[Dataset items]
━━━━━━━━━━━━━━━━━━━━

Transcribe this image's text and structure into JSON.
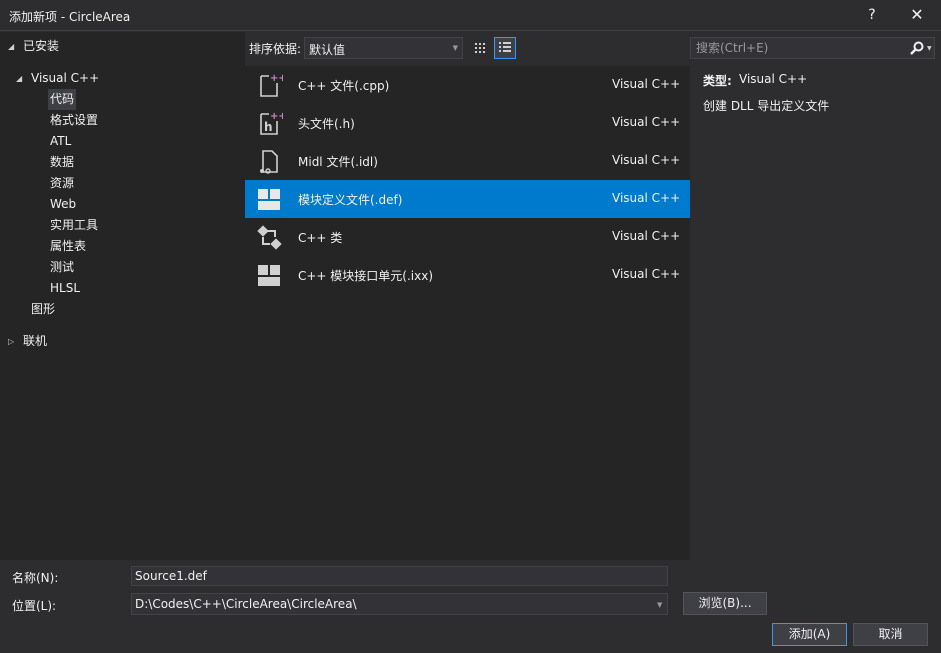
{
  "window": {
    "title": "添加新项 - CircleArea",
    "help_label": "?",
    "close_label": "✕"
  },
  "tree": {
    "installed": "已安装",
    "visual_cpp": "Visual C++",
    "children": [
      "代码",
      "格式设置",
      "ATL",
      "数据",
      "资源",
      "Web",
      "实用工具",
      "属性表",
      "测试",
      "HLSL"
    ],
    "graphics": "图形",
    "online": "联机"
  },
  "toolbar": {
    "sort_label": "排序依据:",
    "sort_value": "默认值"
  },
  "search": {
    "placeholder": "搜索(Ctrl+E)"
  },
  "templates": [
    {
      "name": "C++ 文件(.cpp)",
      "lang": "Visual C++",
      "icon": "cpp-file-icon"
    },
    {
      "name": "头文件(.h)",
      "lang": "Visual C++",
      "icon": "header-file-icon"
    },
    {
      "name": "Midl 文件(.idl)",
      "lang": "Visual C++",
      "icon": "idl-file-icon"
    },
    {
      "name": "模块定义文件(.def)",
      "lang": "Visual C++",
      "icon": "module-def-icon"
    },
    {
      "name": "C++ 类",
      "lang": "Visual C++",
      "icon": "cpp-class-icon"
    },
    {
      "name": "C++ 模块接口单元(.ixx)",
      "lang": "Visual C++",
      "icon": "module-interface-icon"
    }
  ],
  "selected_template_index": 3,
  "details": {
    "type_label": "类型:",
    "type_value": "Visual C++",
    "description": "创建 DLL 导出定义文件"
  },
  "form": {
    "name_label": "名称(N):",
    "name_value": "Source1.def",
    "location_label": "位置(L):",
    "location_value": "D:\\Codes\\C++\\CircleArea\\CircleArea\\",
    "browse_label": "浏览(B)...",
    "add_label": "添加(A)",
    "cancel_label": "取消"
  },
  "colors": {
    "accent": "#007acc",
    "background": "#2d2d30",
    "panel": "#252526"
  }
}
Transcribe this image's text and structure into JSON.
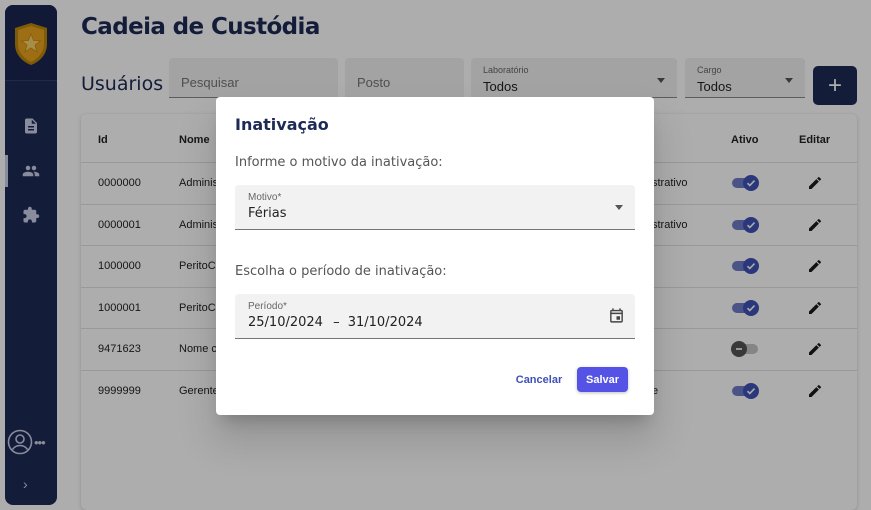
{
  "header": {
    "title": "Cadeia de Custódia",
    "subtitle": "Usuários"
  },
  "filters": {
    "search_placeholder": "Pesquisar",
    "posto_placeholder": "Posto",
    "laboratorio_label": "Laboratório",
    "laboratorio_value": "Todos",
    "cargo_label": "Cargo",
    "cargo_value": "Todos",
    "add_label": "+"
  },
  "sidebar": {
    "items": [
      {
        "icon": "document-icon"
      },
      {
        "icon": "people-icon",
        "active": true
      },
      {
        "icon": "puzzle-icon"
      }
    ],
    "user_dots": "•••",
    "expand_label": "›"
  },
  "table": {
    "columns": [
      "Id",
      "Nome",
      "Ativo",
      "Editar"
    ],
    "rows": [
      {
        "id": "0000000",
        "nome": "Adminis",
        "cargo": "strativo",
        "ativo": true
      },
      {
        "id": "0000001",
        "nome": "Adminis",
        "cargo": "strativo",
        "ativo": true
      },
      {
        "id": "1000000",
        "nome": "PeritoC",
        "cargo": "",
        "ativo": true
      },
      {
        "id": "1000001",
        "nome": "PeritoC",
        "cargo": "",
        "ativo": true
      },
      {
        "id": "9471623",
        "nome": "Nome c",
        "cargo": "",
        "ativo": false
      },
      {
        "id": "9999999",
        "nome": "Gerente",
        "cargo": "e",
        "ativo": true
      }
    ]
  },
  "dialog": {
    "title": "Inativação",
    "reason_prompt": "Informe o motivo da inativação:",
    "motivo_label": "Motivo*",
    "motivo_value": "Férias",
    "period_prompt": "Escolha o período de inativação:",
    "periodo_label": "Período*",
    "periodo_start": "25/10/2024",
    "periodo_sep": "–",
    "periodo_end": "31/10/2024",
    "cancel_label": "Cancelar",
    "save_label": "Salvar"
  },
  "colors": {
    "brand": "#1d2a55",
    "accent": "#3f51b5",
    "save": "#5453e5",
    "badge_gold": "#e8a21c"
  }
}
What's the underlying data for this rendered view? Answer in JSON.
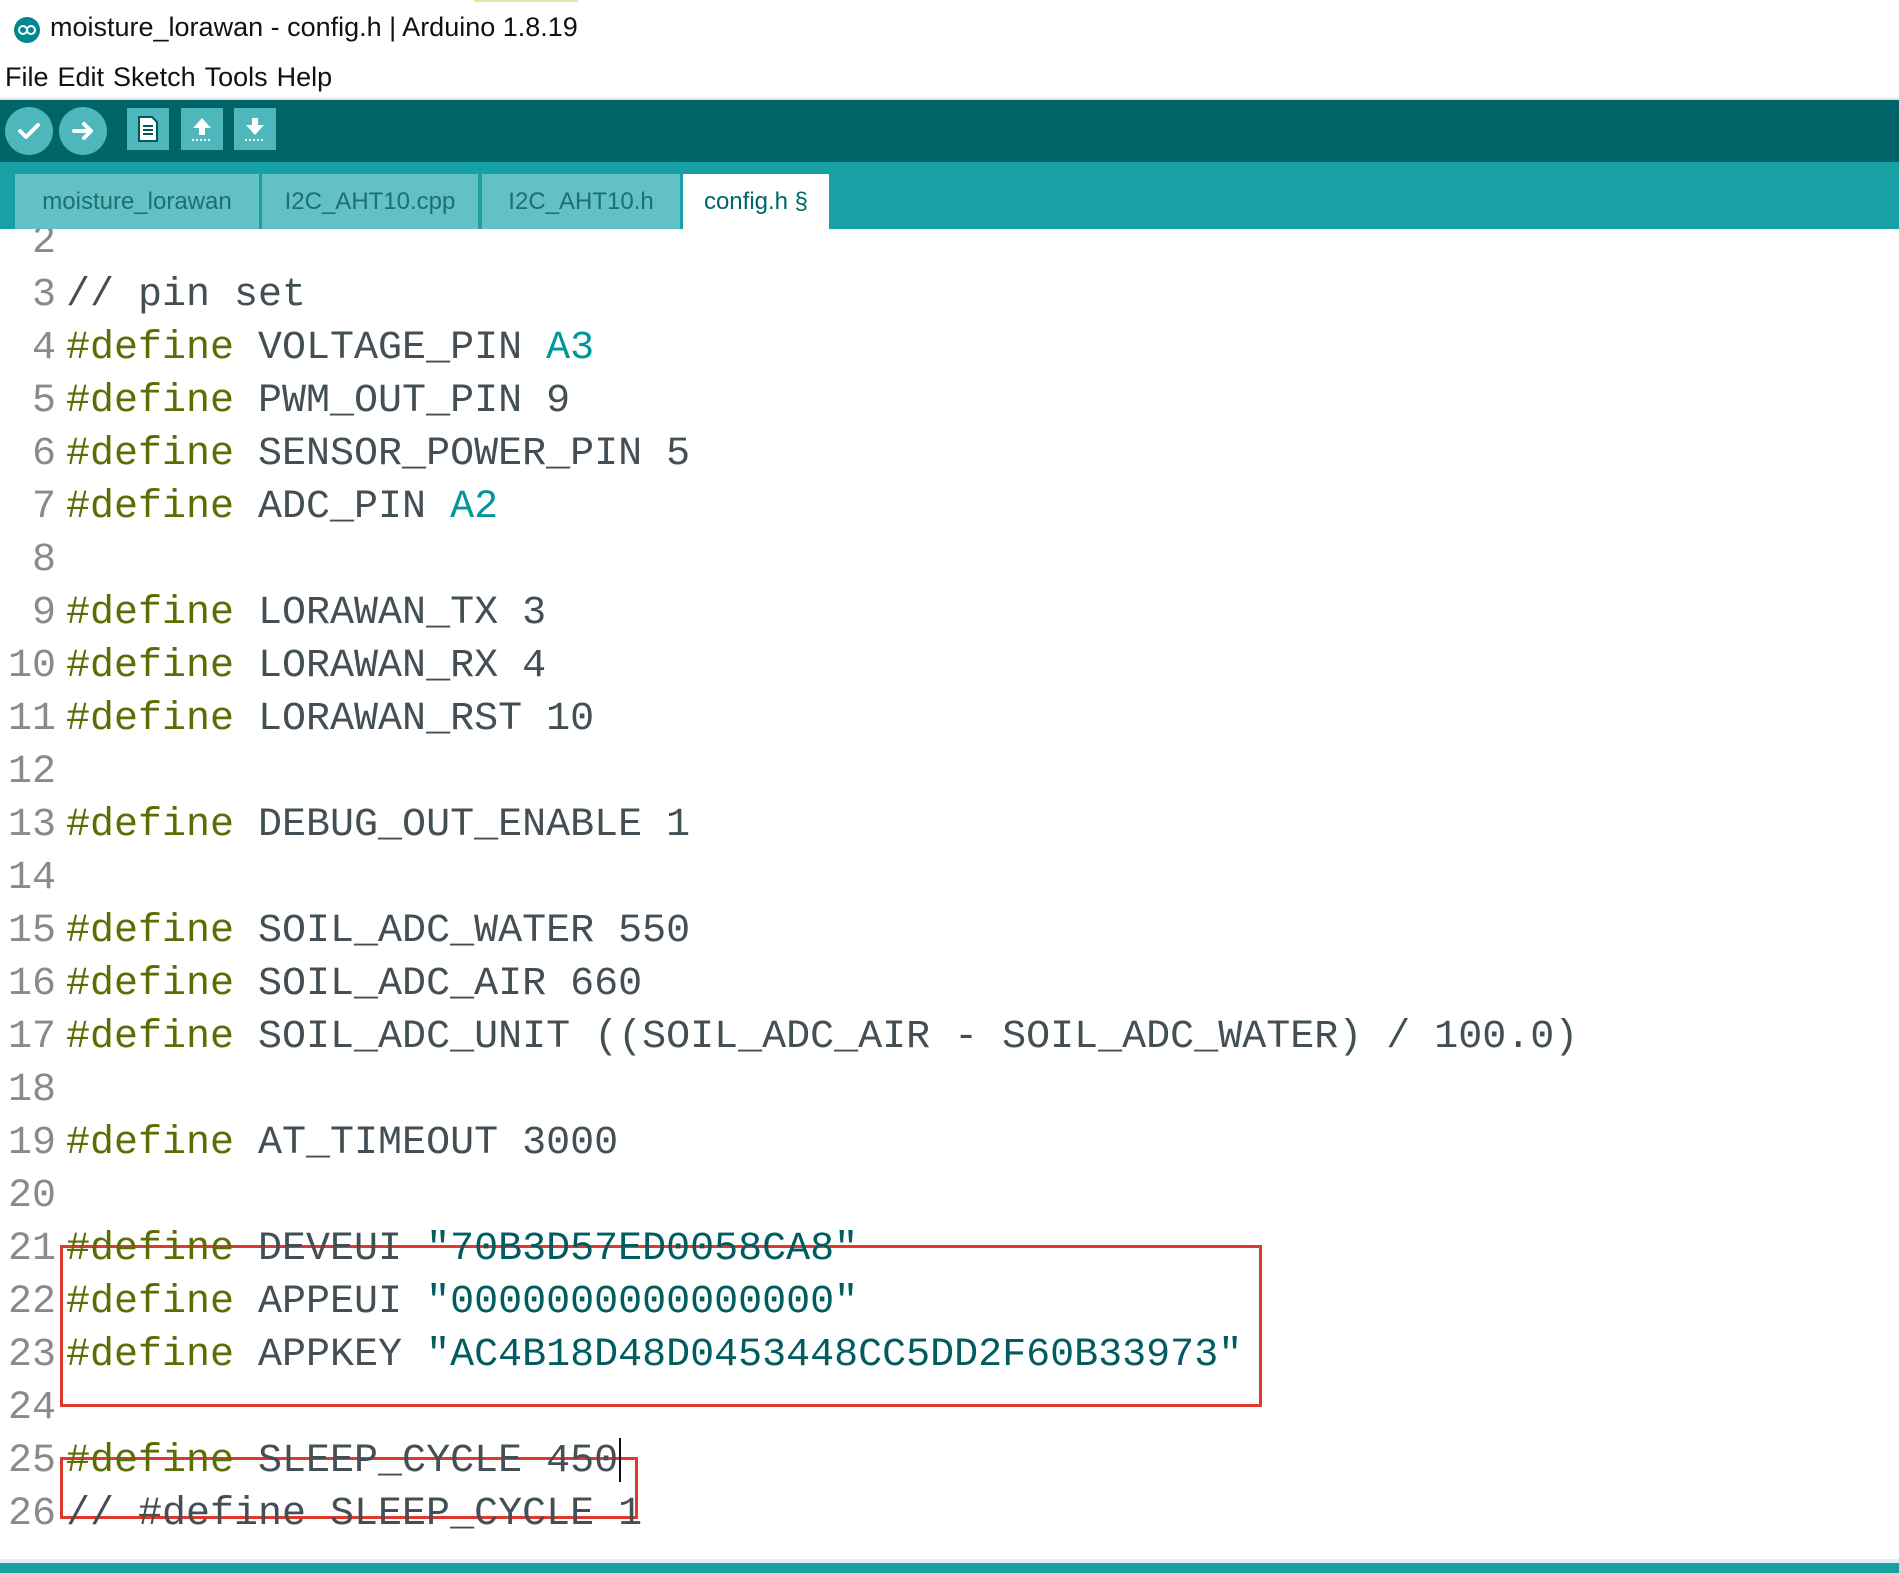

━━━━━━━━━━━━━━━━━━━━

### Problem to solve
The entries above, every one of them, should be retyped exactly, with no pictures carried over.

### Completed exercise
Transcribe this image's text and structure into JSON.
{
  "window": {
    "title": "添加新项 - CircleArea",
    "help_label": "?",
    "close_label": "✕"
  },
  "tree": {
    "installed": "已安装",
    "visual_cpp": "Visual C++",
    "children": [
      "代码",
      "格式设置",
      "ATL",
      "数据",
      "资源",
      "Web",
      "实用工具",
      "属性表",
      "测试",
      "HLSL"
    ],
    "graphics": "图形",
    "online": "联机"
  },
  "toolbar": {
    "sort_label": "排序依据:",
    "sort_value": "默认值"
  },
  "search": {
    "placeholder": "搜索(Ctrl+E)"
  },
  "templates": [
    {
      "name": "C++ 文件(.cpp)",
      "lang": "Visual C++",
      "icon": "cpp-file-icon"
    },
    {
      "name": "头文件(.h)",
      "lang": "Visual C++",
      "icon": "header-file-icon"
    },
    {
      "name": "Midl 文件(.idl)",
      "lang": "Visual C++",
      "icon": "idl-file-icon"
    },
    {
      "name": "模块定义文件(.def)",
      "lang": "Visual C++",
      "icon": "module-def-icon"
    },
    {
      "name": "C++ 类",
      "lang": "Visual C++",
      "icon": "cpp-class-icon"
    },
    {
      "name": "C++ 模块接口单元(.ixx)",
      "lang": "Visual C++",
      "icon": "module-interface-icon"
    }
  ],
  "selected_template_index": 3,
  "details": {
    "type_label": "类型:",
    "type_value": "Visual C++",
    "description": "创建 DLL 导出定义文件"
  },
  "form": {
    "name_label": "名称(N):",
    "name_value": "Source1.def",
    "location_label": "位置(L):",
    "location_value": "D:\\Codes\\C++\\CircleArea\\CircleArea\\",
    "browse_label": "浏览(B)...",
    "add_label": "添加(A)",
    "cancel_label": "取消"
  },
  "colors": {
    "accent": "#007acc",
    "background": "#2d2d30",
    "panel": "#252526"
  }
}
Transcribe this image's text and structure into JSON.
{
  "header": {
    "title": "Cadeia de Custódia",
    "subtitle": "Usuários"
  },
  "filters": {
    "search_placeholder": "Pesquisar",
    "posto_placeholder": "Posto",
    "laboratorio_label": "Laboratório",
    "laboratorio_value": "Todos",
    "cargo_label": "Cargo",
    "cargo_value": "Todos",
    "add_label": "+"
  },
  "sidebar": {
    "items": [
      {
        "icon": "document-icon"
      },
      {
        "icon": "people-icon",
        "active": true
      },
      {
        "icon": "puzzle-icon"
      }
    ],
    "user_dots": "•••",
    "expand_label": "›"
  },
  "table": {
    "columns": [
      "Id",
      "Nome",
      "Ativo",
      "Editar"
    ],
    "rows": [
      {
        "id": "0000000",
        "nome": "Adminis",
        "cargo": "strativo",
        "ativo": true
      },
      {
        "id": "0000001",
        "nome": "Adminis",
        "cargo": "strativo",
        "ativo": true
      },
      {
        "id": "1000000",
        "nome": "PeritoC",
        "cargo": "",
        "ativo": true
      },
      {
        "id": "1000001",
        "nome": "PeritoC",
        "cargo": "",
        "ativo": true
      },
      {
        "id": "9471623",
        "nome": "Nome c",
        "cargo": "",
        "ativo": false
      },
      {
        "id": "9999999",
        "nome": "Gerente",
        "cargo": "e",
        "ativo": true
      }
    ]
  },
  "dialog": {
    "title": "Inativação",
    "reason_prompt": "Informe o motivo da inativação:",
    "motivo_label": "Motivo*",
    "motivo_value": "Férias",
    "period_prompt": "Escolha o período de inativação:",
    "periodo_label": "Período*",
    "periodo_start": "25/10/2024",
    "periodo_sep": "–",
    "periodo_end": "31/10/2024",
    "cancel_label": "Cancelar",
    "save_label": "Salvar"
  },
  "colors": {
    "brand": "#1d2a55",
    "accent": "#3f51b5",
    "save": "#5453e5",
    "badge_gold": "#e8a21c"
  }
}
What's the underlying data for this rendered view? Answer in JSON.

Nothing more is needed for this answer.